What the task requires:
When the string "Rooftop" occurs in a line of the records, show that line.

Extracted records:

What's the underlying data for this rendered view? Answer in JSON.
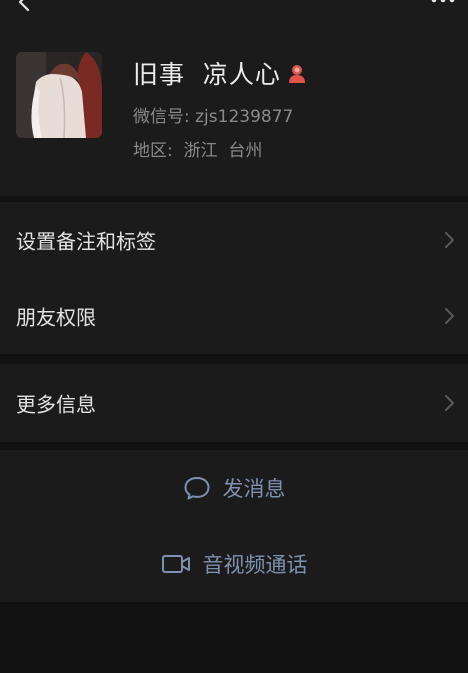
{
  "profile": {
    "nickname": "旧事  凉人心",
    "wechat_id": "微信号: zjs1239877",
    "region": "地区:  浙江  台州",
    "gender": "female",
    "gender_color": "#e0524a"
  },
  "menu": {
    "remark_label": "设置备注和标签",
    "permissions_label": "朋友权限",
    "more_info_label": "更多信息"
  },
  "actions": {
    "message_label": "发消息",
    "call_label": "音视频通话",
    "accent_color": "#7d90ad"
  },
  "icons": {
    "back": "back-arrow-icon",
    "more": "more-dots-icon",
    "chevron": "chevron-right-icon",
    "message": "chat-bubble-icon",
    "call": "video-camera-icon",
    "gender": "female-gender-icon"
  }
}
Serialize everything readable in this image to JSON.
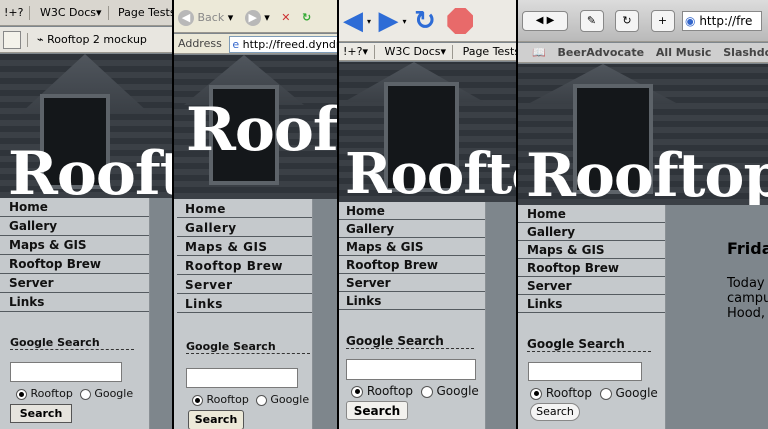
{
  "site": {
    "title": "Rooftop",
    "p4_title": "Rooftop"
  },
  "nav": [
    "Home",
    "Gallery",
    "Maps & GIS",
    "Rooftop Brew",
    "Server",
    "Links"
  ],
  "search": {
    "title": "Google Search",
    "opt1": "Rooftop",
    "opt2": "Google",
    "button": "Search"
  },
  "p1": {
    "toolbar1": [
      "!+?",
      "W3C Docs",
      "Page Tests"
    ],
    "tab_label": "Rooftop 2 mockup"
  },
  "p2": {
    "back": "Back",
    "address_label": "Address",
    "url": "http://freed.dyndns"
  },
  "p3": {
    "toolbar": [
      "!+?",
      "W3C Docs",
      "Page Tests"
    ]
  },
  "p4": {
    "url": "http://fre",
    "bookmarks": [
      "BeerAdvocate",
      "All Music",
      "Slashdo"
    ],
    "content_heading": "Frida",
    "content_lines": [
      "Today",
      "campu",
      "Hood,"
    ]
  }
}
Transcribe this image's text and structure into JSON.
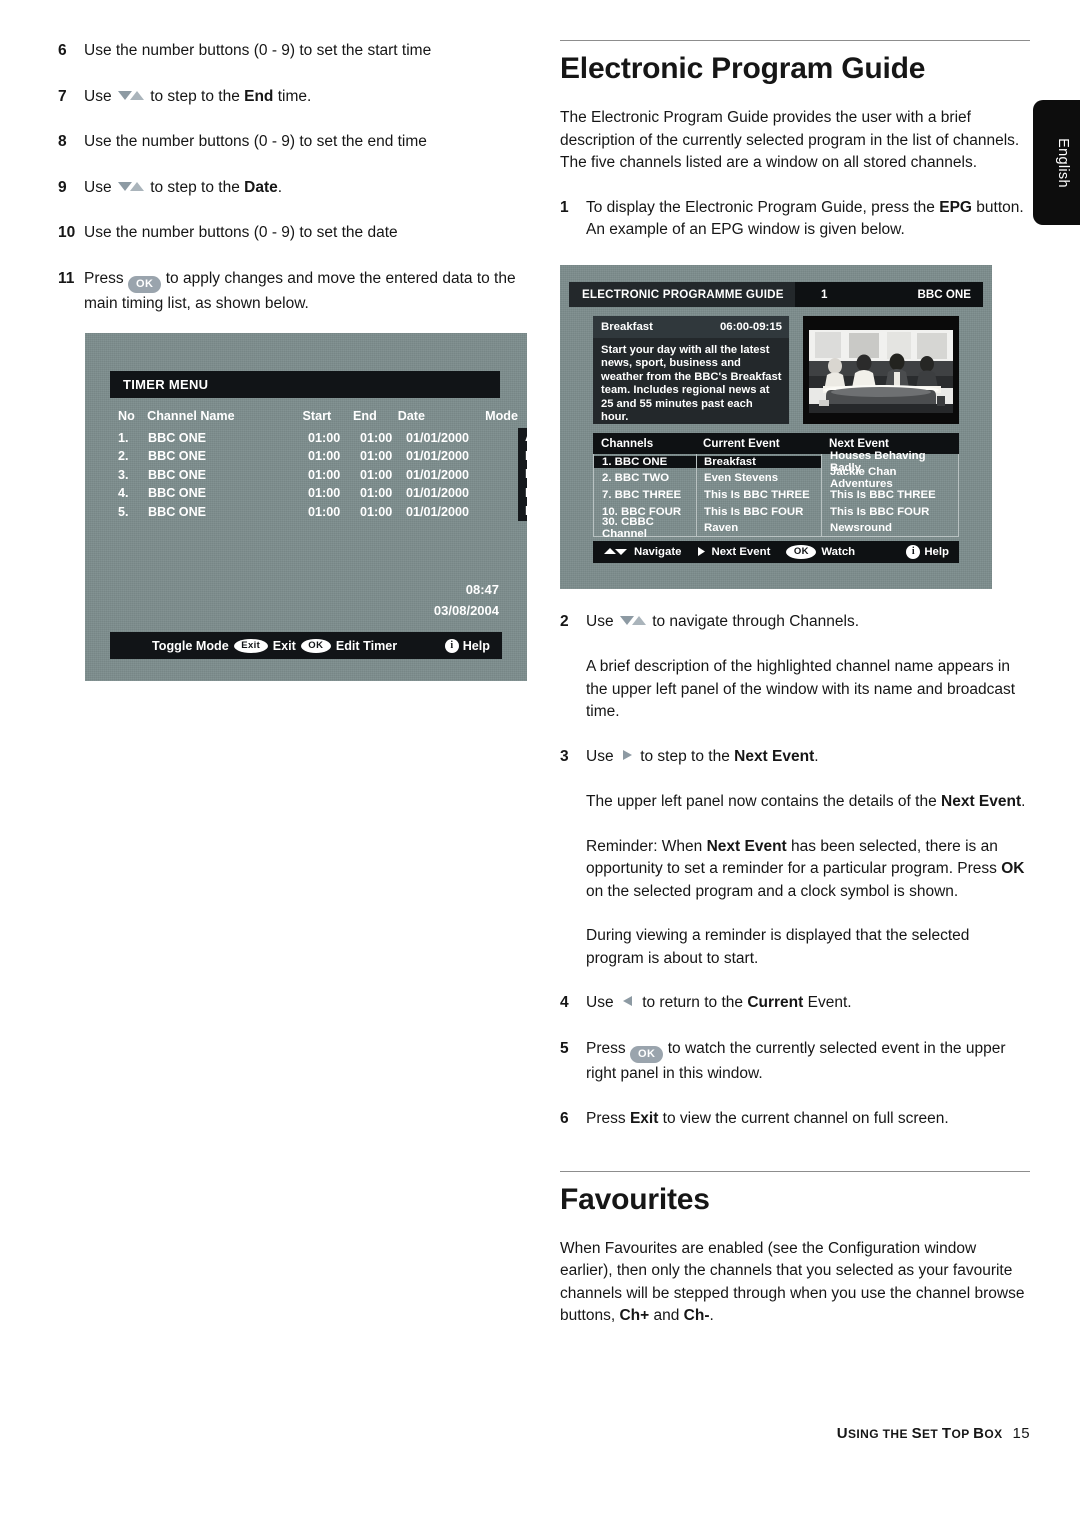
{
  "language_tab": {
    "label": "English"
  },
  "left_column": {
    "steps": [
      {
        "num": "6",
        "text_html": "Use the number buttons (0 - 9) to set the start time"
      },
      {
        "num": "7",
        "prefix": "Use",
        "icon": "down-up-arrows-icon",
        "suffix_html": "to step to the <b>End</b> time."
      },
      {
        "num": "8",
        "text_html": "Use the number buttons (0 - 9) to set the end time"
      },
      {
        "num": "9",
        "prefix": "Use",
        "icon": "down-up-arrows-icon",
        "suffix_html": "to step to the <b>Date</b>."
      },
      {
        "num": "10",
        "text_html": "Use the number buttons (0 - 9) to set the date"
      },
      {
        "num": "11",
        "prefix": "Press",
        "icon": "ok-pill-icon",
        "suffix_html": "to apply changes and move the entered data to the main timing list, as shown below."
      }
    ]
  },
  "timer_menu": {
    "title": "TIMER MENU",
    "columns": [
      "No",
      "Channel Name",
      "Start",
      "End",
      "Date",
      "Mode"
    ],
    "rows": [
      {
        "no": "1.",
        "name": "BBC ONE",
        "start": "01:00",
        "end": "01:00",
        "date": "01/01/2000",
        "mode": "Active"
      },
      {
        "no": "2.",
        "name": "BBC ONE",
        "start": "01:00",
        "end": "01:00",
        "date": "01/01/2000",
        "mode": "Inactive"
      },
      {
        "no": "3.",
        "name": "BBC ONE",
        "start": "01:00",
        "end": "01:00",
        "date": "01/01/2000",
        "mode": "Inactive"
      },
      {
        "no": "4.",
        "name": "BBC ONE",
        "start": "01:00",
        "end": "01:00",
        "date": "01/01/2000",
        "mode": "Inactive"
      },
      {
        "no": "5.",
        "name": "BBC ONE",
        "start": "01:00",
        "end": "01:00",
        "date": "01/01/2000",
        "mode": "Inactive"
      }
    ],
    "clock_time": "08:47",
    "clock_date": "03/08/2004",
    "bar": {
      "toggle_label": "Toggle Mode",
      "exit_key": "Exit",
      "exit_label": "Exit",
      "ok_key": "OK",
      "ok_label": "Edit Timer",
      "help_label": "Help",
      "help_key": "i"
    }
  },
  "right_column": {
    "heading": "Electronic Program Guide",
    "intro": "The Electronic Program Guide provides the user with a brief description of the currently selected program in the list of channels. The five channels listed are a window on all stored channels.",
    "step1_num": "1",
    "step1_html": "To display the Electronic Program Guide, press the <b>EPG</b> button. An example of an EPG window is given below.",
    "step2_num": "2",
    "step2_prefix": "Use",
    "step2_suffix": "to navigate through Channels.",
    "para_after_2": "A brief description of the highlighted channel name appears in the upper left panel of the window with its name and broadcast time.",
    "step3_num": "3",
    "step3_prefix": "Use",
    "step3_suffix_html": "to step to the <b>Next Event</b>.",
    "para_after_3_html": "The upper left panel now contains the details of the <b>Next Event</b>.",
    "para_reminder_html": "Reminder: When <b>Next Event</b> has been selected, there is an opportunity to set a reminder for a particular program. Press <b>OK</b> on the selected program and a clock symbol is shown.",
    "para_viewing": "During viewing a reminder is displayed that the selected program is about to start.",
    "step4_num": "4",
    "step4_prefix": "Use",
    "step4_suffix_html": "to return to the <b>Current</b> Event.",
    "step5_num": "5",
    "step5_prefix": "Press",
    "step5_suffix": "to watch the currently selected event in the upper right panel in this window.",
    "step6_num": "6",
    "step6_html": "Press <b>Exit</b> to view the current channel on full screen."
  },
  "favourites": {
    "heading": "Favourites",
    "body_html": "When Favourites are enabled (see the Configuration window earlier), then only the channels that you selected as your favourite channels will be stepped through when you use the channel browse buttons, <b>Ch+</b> and <b>Ch-</b>."
  },
  "epg": {
    "header_label": "ELECTRONIC PROGRAMME GUIDE",
    "header_channel_number": "1",
    "header_channel_name": "BBC ONE",
    "desc_title": "Breakfast",
    "desc_time": "06:00-09:15",
    "desc_body": "Start your day with all the latest news, sport, business and weather from the BBC's Breakfast team. Includes regional news at 25 and 55 minutes past each hour.",
    "grid_headers": [
      "Channels",
      "Current Event",
      "Next Event"
    ],
    "grid_rows": [
      {
        "channel": "1. BBC ONE",
        "current": "Breakfast",
        "next": "Houses Behaving Badly"
      },
      {
        "channel": "2. BBC TWO",
        "current": "Even Stevens",
        "next": "Jackie Chan Adventures"
      },
      {
        "channel": "7. BBC THREE",
        "current": "This Is BBC THREE",
        "next": "This Is BBC THREE"
      },
      {
        "channel": "10. BBC FOUR",
        "current": "This Is BBC FOUR",
        "next": "This Is BBC FOUR"
      },
      {
        "channel": "30. CBBC Channel",
        "current": "Raven",
        "next": "Newsround"
      }
    ],
    "bar": {
      "navigate_label": "Navigate",
      "next_event_label": "Next Event",
      "ok_key": "OK",
      "watch_label": "Watch",
      "help_key": "i",
      "help_label": "Help"
    }
  },
  "footer": {
    "title_first": "U",
    "title_rest": "SING THE ",
    "title_s": "S",
    "title_et": "ET ",
    "title_t": "T",
    "title_op": "OP ",
    "title_b": "B",
    "title_ox": "OX",
    "full_title": "USING THE SET TOP BOX",
    "page_number": "15"
  },
  "colors": {
    "screen_bg": "#7d8d8d",
    "screen_dark": "#111417",
    "accent_arrow": "#8d9aa3"
  }
}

Answer to this task:
    "title": "Rooftop",
    "p4_title": "Rooftop"
    "Rooftop Brew",
    "opt1": "Rooftop",
    "tab_label": "Rooftop 2 mockup"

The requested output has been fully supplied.